Girls do science

One of the best things about maternity leave is watching my daughter learn new things, almost daily. A few weeks ago she realized she could control her feet. This week she’s using her hands to grab at objects and starting to pull them in for further, mouth-based inspection. It really is exponential – the more she learns, the more she is able to figure out.

Children also learn a lot from what they hear. And they are apparently sensitive to the particulars at a surprisingly young age. Take, for example, the phrase “some birds fly” vs. the generic version “birds fly”. Psychologists have shown that halflings as young as two years old can tell the difference between these two phrases, and they can also use the generic version appropriately. What’s more, when adults use generic language in conversation with very young children, the children are able to infer new categories and make predictions about the world. This has been shown in experiments where psychologists talk about new, fictional categories (like Zarpies and Ziblets) with children. The results of these studies suggest that children are essentialists: i.e., they tend to carve up the world into categories, and view members of the same category as sharing a deeper, inherent nature. And these categories are easily transmitted through language.

This can have some unintended consequences. In her book The Gardener and the Carpenter, Alison Gopnik describes a study by Susan Gelman and colleagues where mothers and their children were given pictures of people doing stereotyped (a girl sewing) and non-stereotyped (a girl driving a truck) activities, and their conversations were recorded and quantified. It turns out that even mothers who were feminists used generic language most of the time. Moreover, there was a correlation between how often mothers used generic language and how often their children did.

Worst of all, moms used generics that reinforced the very stereotypes they were trying to combat. As Gopnik puts it:

Saying “Girls can drive trucks” still implies that girls all belong in the same category with the same deep, underlying essence.

I can’t help but wonder how this might affect our daughter as she grows up.

Although her book is not meant to be prescriptive, Gopnik does say that we probably can’t avoid this by careful wording – it just wouldn’t work to try to consciously control our language.
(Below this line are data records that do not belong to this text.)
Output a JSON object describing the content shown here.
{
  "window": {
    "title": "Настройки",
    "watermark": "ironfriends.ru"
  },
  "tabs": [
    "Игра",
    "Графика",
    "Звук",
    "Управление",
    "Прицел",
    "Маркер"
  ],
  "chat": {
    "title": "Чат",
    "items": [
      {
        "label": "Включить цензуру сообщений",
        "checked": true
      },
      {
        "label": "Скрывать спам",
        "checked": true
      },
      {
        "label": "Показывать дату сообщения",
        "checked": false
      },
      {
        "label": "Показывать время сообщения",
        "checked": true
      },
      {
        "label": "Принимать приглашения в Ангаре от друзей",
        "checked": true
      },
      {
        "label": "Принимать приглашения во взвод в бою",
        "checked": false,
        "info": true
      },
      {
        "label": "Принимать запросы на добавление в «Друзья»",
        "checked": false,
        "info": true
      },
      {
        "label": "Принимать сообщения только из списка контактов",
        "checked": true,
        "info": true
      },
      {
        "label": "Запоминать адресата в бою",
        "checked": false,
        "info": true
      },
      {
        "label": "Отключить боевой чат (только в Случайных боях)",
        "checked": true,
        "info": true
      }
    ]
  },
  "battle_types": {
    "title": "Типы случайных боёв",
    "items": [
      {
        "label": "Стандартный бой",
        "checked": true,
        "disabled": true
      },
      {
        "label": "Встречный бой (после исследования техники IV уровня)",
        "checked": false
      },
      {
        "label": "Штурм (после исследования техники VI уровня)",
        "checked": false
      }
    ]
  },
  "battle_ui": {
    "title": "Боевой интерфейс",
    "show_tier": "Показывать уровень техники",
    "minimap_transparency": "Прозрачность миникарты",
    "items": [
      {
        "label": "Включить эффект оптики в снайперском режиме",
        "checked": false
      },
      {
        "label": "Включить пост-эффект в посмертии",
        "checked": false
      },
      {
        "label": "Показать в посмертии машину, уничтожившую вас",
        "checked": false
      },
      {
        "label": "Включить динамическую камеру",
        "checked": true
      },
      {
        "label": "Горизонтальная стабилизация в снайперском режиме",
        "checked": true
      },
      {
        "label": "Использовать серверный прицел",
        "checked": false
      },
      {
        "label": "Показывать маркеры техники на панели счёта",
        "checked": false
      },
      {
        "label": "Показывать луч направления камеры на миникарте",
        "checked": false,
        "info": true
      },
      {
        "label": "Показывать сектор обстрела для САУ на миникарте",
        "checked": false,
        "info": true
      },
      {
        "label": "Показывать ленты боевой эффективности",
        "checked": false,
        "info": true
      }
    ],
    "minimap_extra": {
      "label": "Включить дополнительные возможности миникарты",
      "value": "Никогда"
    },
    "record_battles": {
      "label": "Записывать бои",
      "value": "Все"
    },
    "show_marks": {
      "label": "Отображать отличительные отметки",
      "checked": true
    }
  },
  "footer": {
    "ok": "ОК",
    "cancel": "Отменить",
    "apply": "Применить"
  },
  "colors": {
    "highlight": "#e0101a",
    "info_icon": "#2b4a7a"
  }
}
Instead, the best antidote may be to have children observe many examples and talk to many different people.

How hummingbirds control flight

We have a new study out on how birds use visual cues in flight. Here is a summary:

Thanks to Charlie for helping to capture the video footage! The study is a collaboration with Tyee Fellows and Doug Altshuler at UBC.

For the experiments, we used eight high-speed black & white cameras to capture the entire length of the 5.5 metre-long flight tunnel (I only had space to show two in the Youtube video above). The cameras were part of an automated tracking system that tracked the birds’ motion, and determined the birds’ 3D flight paths from the different camera views. This works similar to the way multiple cameras are used to make 3D movies.

Hummingbirds were great subjects, not only because they are incredible fliers, but also because they are sugar fiends! They have to feed every 10-15 minutes throughout the day. This meant that we were able to design big experiments and test a wide range of visual conditions.

Here are two other clips that illustrate the data from the tracking system:

The best part about this project was that we started with a pilot study that seemed like a failure, at first. We tried to repeat what had been previously shown for other birds (based on a pioneering study of budgies), but we did not see the same results. At first, that can be pretty disappointing. But it also gives you the chance to think of new ideas, and then figure out ways to test them. I think this evolution from failed experiments to ones that work is the most exciting part of science! The catch is that it can take years to get there. I really started to appreciate this once I began working with birds in the lab.

Dakin, Fellows & Altshuer. 2016. Visual guidance of forward flight in hummingbirds reveals control based on image features instead of pattern velocity. PNAS, in press.